▶ **Work instructions**
Each line below should be written out exactly, with none skipped.

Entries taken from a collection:
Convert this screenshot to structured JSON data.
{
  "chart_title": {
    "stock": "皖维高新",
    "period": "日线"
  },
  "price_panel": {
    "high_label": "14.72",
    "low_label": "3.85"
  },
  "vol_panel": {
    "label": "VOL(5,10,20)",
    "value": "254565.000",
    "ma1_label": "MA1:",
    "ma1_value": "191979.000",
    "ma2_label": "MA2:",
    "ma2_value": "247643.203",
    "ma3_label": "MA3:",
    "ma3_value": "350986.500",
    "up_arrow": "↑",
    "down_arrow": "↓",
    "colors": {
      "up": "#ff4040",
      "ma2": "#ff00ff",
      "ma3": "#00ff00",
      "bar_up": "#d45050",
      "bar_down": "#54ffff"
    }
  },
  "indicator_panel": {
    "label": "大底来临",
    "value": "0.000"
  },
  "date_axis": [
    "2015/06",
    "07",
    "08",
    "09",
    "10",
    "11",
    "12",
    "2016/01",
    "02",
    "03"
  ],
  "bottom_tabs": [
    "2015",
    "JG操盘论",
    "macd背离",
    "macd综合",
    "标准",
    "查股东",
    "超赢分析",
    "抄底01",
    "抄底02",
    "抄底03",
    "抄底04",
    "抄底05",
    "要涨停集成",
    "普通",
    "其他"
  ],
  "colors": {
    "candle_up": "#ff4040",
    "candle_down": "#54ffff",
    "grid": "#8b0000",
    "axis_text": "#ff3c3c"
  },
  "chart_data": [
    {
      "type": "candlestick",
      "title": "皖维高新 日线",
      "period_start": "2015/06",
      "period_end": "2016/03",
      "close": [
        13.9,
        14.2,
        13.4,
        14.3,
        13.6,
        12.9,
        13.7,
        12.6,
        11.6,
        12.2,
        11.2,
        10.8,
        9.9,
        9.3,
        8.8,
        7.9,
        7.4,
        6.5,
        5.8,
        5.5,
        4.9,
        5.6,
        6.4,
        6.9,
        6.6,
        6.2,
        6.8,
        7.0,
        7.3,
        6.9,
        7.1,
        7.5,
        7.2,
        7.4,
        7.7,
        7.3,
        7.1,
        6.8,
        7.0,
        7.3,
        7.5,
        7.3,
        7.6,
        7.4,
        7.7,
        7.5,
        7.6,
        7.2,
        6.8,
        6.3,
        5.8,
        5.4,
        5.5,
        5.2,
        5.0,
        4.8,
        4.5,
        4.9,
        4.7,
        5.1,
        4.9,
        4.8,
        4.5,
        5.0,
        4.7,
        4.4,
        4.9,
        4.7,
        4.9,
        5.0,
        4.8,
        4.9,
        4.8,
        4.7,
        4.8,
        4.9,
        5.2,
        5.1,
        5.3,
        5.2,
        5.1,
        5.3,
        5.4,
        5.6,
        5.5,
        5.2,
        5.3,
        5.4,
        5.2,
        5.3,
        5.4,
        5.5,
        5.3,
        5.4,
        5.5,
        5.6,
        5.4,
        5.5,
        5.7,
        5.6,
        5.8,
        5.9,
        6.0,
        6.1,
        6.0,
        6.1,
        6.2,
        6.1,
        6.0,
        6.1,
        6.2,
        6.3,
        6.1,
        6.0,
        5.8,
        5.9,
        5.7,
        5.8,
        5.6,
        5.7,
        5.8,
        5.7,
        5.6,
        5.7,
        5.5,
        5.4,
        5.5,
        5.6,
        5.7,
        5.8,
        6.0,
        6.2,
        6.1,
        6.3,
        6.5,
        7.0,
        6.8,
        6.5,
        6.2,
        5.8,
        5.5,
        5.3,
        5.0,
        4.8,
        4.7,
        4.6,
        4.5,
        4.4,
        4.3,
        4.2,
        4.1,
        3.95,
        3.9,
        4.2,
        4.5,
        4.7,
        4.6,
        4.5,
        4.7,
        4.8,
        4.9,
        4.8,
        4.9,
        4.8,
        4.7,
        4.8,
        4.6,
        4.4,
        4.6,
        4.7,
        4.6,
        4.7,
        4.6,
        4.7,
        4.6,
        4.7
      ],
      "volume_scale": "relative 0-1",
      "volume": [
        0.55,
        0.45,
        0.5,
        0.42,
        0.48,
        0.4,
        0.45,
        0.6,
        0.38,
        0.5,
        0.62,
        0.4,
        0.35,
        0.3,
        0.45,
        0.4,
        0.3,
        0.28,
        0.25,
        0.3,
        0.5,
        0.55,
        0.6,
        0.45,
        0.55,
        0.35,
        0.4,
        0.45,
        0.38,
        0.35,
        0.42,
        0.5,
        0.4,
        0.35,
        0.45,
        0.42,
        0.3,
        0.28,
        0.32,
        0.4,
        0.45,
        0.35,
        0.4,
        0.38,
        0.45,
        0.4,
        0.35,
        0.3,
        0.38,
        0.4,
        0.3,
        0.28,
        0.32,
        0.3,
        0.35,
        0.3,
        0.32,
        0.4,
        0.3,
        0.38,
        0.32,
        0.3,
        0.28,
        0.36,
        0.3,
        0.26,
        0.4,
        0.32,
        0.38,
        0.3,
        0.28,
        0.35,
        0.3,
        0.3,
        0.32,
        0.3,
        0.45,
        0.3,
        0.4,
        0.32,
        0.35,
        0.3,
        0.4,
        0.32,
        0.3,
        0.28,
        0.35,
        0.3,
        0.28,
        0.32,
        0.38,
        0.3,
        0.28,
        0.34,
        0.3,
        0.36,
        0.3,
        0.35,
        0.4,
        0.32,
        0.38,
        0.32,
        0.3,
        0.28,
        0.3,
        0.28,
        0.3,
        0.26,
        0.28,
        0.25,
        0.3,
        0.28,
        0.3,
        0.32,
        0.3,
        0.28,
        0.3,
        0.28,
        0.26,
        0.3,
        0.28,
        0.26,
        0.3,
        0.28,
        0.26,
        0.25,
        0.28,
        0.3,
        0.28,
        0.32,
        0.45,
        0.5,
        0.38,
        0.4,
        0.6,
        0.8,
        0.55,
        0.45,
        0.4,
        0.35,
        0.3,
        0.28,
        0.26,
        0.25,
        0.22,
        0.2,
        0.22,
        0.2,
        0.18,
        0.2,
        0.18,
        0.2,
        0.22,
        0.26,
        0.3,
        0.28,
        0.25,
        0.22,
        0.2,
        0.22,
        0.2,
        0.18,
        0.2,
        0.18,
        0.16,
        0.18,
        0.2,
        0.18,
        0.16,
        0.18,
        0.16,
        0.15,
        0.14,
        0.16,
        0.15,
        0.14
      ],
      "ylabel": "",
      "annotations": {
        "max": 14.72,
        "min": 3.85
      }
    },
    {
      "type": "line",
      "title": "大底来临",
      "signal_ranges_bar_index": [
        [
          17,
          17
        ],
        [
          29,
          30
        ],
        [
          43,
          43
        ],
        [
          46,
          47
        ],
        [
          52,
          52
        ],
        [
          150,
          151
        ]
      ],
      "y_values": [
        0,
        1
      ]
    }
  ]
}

▶ **Answer**
Convert this screenshot to structured JSON data.
{
  "chart_title": {
    "stock": "皖维高新",
    "period": "日线"
  },
  "price_panel": {
    "high_label": "14.72",
    "low_label": "3.85"
  },
  "vol_panel": {
    "label": "VOL(5,10,20)",
    "value": "254565.000",
    "ma1_label": "MA1:",
    "ma1_value": "191979.000",
    "ma2_label": "MA2:",
    "ma2_value": "247643.203",
    "ma3_label": "MA3:",
    "ma3_value": "350986.500",
    "up_arrow": "↑",
    "down_arrow": "↓",
    "colors": {
      "up": "#ff4040",
      "ma2": "#ff00ff",
      "ma3": "#00ff00",
      "bar_up": "#d45050",
      "bar_down": "#54ffff"
    }
  },
  "indicator_panel": {
    "label": "大底来临",
    "value": "0.000"
  },
  "date_axis": [
    "2015/06",
    "07",
    "08",
    "09",
    "10",
    "11",
    "12",
    "2016/01",
    "02",
    "03"
  ],
  "bottom_tabs": [
    "2015",
    "JG操盘论",
    "macd背离",
    "macd综合",
    "标准",
    "查股东",
    "超赢分析",
    "抄底01",
    "抄底02",
    "抄底03",
    "抄底04",
    "抄底05",
    "要涨停集成",
    "普通",
    "其他"
  ],
  "colors": {
    "candle_up": "#ff4040",
    "candle_down": "#54ffff",
    "grid": "#8b0000",
    "axis_text": "#ff3c3c"
  },
  "chart_data": [
    {
      "type": "candlestick",
      "title": "皖维高新 日线",
      "period_start": "2015/06",
      "period_end": "2016/03",
      "close": [
        13.9,
        14.2,
        13.4,
        14.3,
        13.6,
        12.9,
        13.7,
        12.6,
        11.6,
        12.2,
        11.2,
        10.8,
        9.9,
        9.3,
        8.8,
        7.9,
        7.4,
        6.5,
        5.8,
        5.5,
        4.9,
        5.6,
        6.4,
        6.9,
        6.6,
        6.2,
        6.8,
        7.0,
        7.3,
        6.9,
        7.1,
        7.5,
        7.2,
        7.4,
        7.7,
        7.3,
        7.1,
        6.8,
        7.0,
        7.3,
        7.5,
        7.3,
        7.6,
        7.4,
        7.7,
        7.5,
        7.6,
        7.2,
        6.8,
        6.3,
        5.8,
        5.4,
        5.5,
        5.2,
        5.0,
        4.8,
        4.5,
        4.9,
        4.7,
        5.1,
        4.9,
        4.8,
        4.5,
        5.0,
        4.7,
        4.4,
        4.9,
        4.7,
        4.9,
        5.0,
        4.8,
        4.9,
        4.8,
        4.7,
        4.8,
        4.9,
        5.2,
        5.1,
        5.3,
        5.2,
        5.1,
        5.3,
        5.4,
        5.6,
        5.5,
        5.2,
        5.3,
        5.4,
        5.2,
        5.3,
        5.4,
        5.5,
        5.3,
        5.4,
        5.5,
        5.6,
        5.4,
        5.5,
        5.7,
        5.6,
        5.8,
        5.9,
        6.0,
        6.1,
        6.0,
        6.1,
        6.2,
        6.1,
        6.0,
        6.1,
        6.2,
        6.3,
        6.1,
        6.0,
        5.8,
        5.9,
        5.7,
        5.8,
        5.6,
        5.7,
        5.8,
        5.7,
        5.6,
        5.7,
        5.5,
        5.4,
        5.5,
        5.6,
        5.7,
        5.8,
        6.0,
        6.2,
        6.1,
        6.3,
        6.5,
        7.0,
        6.8,
        6.5,
        6.2,
        5.8,
        5.5,
        5.3,
        5.0,
        4.8,
        4.7,
        4.6,
        4.5,
        4.4,
        4.3,
        4.2,
        4.1,
        3.95,
        3.9,
        4.2,
        4.5,
        4.7,
        4.6,
        4.5,
        4.7,
        4.8,
        4.9,
        4.8,
        4.9,
        4.8,
        4.7,
        4.8,
        4.6,
        4.4,
        4.6,
        4.7,
        4.6,
        4.7,
        4.6,
        4.7,
        4.6,
        4.7
      ],
      "volume_scale": "relative 0-1",
      "volume": [
        0.55,
        0.45,
        0.5,
        0.42,
        0.48,
        0.4,
        0.45,
        0.6,
        0.38,
        0.5,
        0.62,
        0.4,
        0.35,
        0.3,
        0.45,
        0.4,
        0.3,
        0.28,
        0.25,
        0.3,
        0.5,
        0.55,
        0.6,
        0.45,
        0.55,
        0.35,
        0.4,
        0.45,
        0.38,
        0.35,
        0.42,
        0.5,
        0.4,
        0.35,
        0.45,
        0.42,
        0.3,
        0.28,
        0.32,
        0.4,
        0.45,
        0.35,
        0.4,
        0.38,
        0.45,
        0.4,
        0.35,
        0.3,
        0.38,
        0.4,
        0.3,
        0.28,
        0.32,
        0.3,
        0.35,
        0.3,
        0.32,
        0.4,
        0.3,
        0.38,
        0.32,
        0.3,
        0.28,
        0.36,
        0.3,
        0.26,
        0.4,
        0.32,
        0.38,
        0.3,
        0.28,
        0.35,
        0.3,
        0.3,
        0.32,
        0.3,
        0.45,
        0.3,
        0.4,
        0.32,
        0.35,
        0.3,
        0.4,
        0.32,
        0.3,
        0.28,
        0.35,
        0.3,
        0.28,
        0.32,
        0.38,
        0.3,
        0.28,
        0.34,
        0.3,
        0.36,
        0.3,
        0.35,
        0.4,
        0.32,
        0.38,
        0.32,
        0.3,
        0.28,
        0.3,
        0.28,
        0.3,
        0.26,
        0.28,
        0.25,
        0.3,
        0.28,
        0.3,
        0.32,
        0.3,
        0.28,
        0.3,
        0.28,
        0.26,
        0.3,
        0.28,
        0.26,
        0.3,
        0.28,
        0.26,
        0.25,
        0.28,
        0.3,
        0.28,
        0.32,
        0.45,
        0.5,
        0.38,
        0.4,
        0.6,
        0.8,
        0.55,
        0.45,
        0.4,
        0.35,
        0.3,
        0.28,
        0.26,
        0.25,
        0.22,
        0.2,
        0.22,
        0.2,
        0.18,
        0.2,
        0.18,
        0.2,
        0.22,
        0.26,
        0.3,
        0.28,
        0.25,
        0.22,
        0.2,
        0.22,
        0.2,
        0.18,
        0.2,
        0.18,
        0.16,
        0.18,
        0.2,
        0.18,
        0.16,
        0.18,
        0.16,
        0.15,
        0.14,
        0.16,
        0.15,
        0.14
      ],
      "ylabel": "",
      "annotations": {
        "max": 14.72,
        "min": 3.85
      }
    },
    {
      "type": "line",
      "title": "大底来临",
      "signal_ranges_bar_index": [
        [
          17,
          17
        ],
        [
          29,
          30
        ],
        [
          43,
          43
        ],
        [
          46,
          47
        ],
        [
          52,
          52
        ],
        [
          150,
          151
        ]
      ],
      "y_values": [
        0,
        1
      ]
    }
  ]
}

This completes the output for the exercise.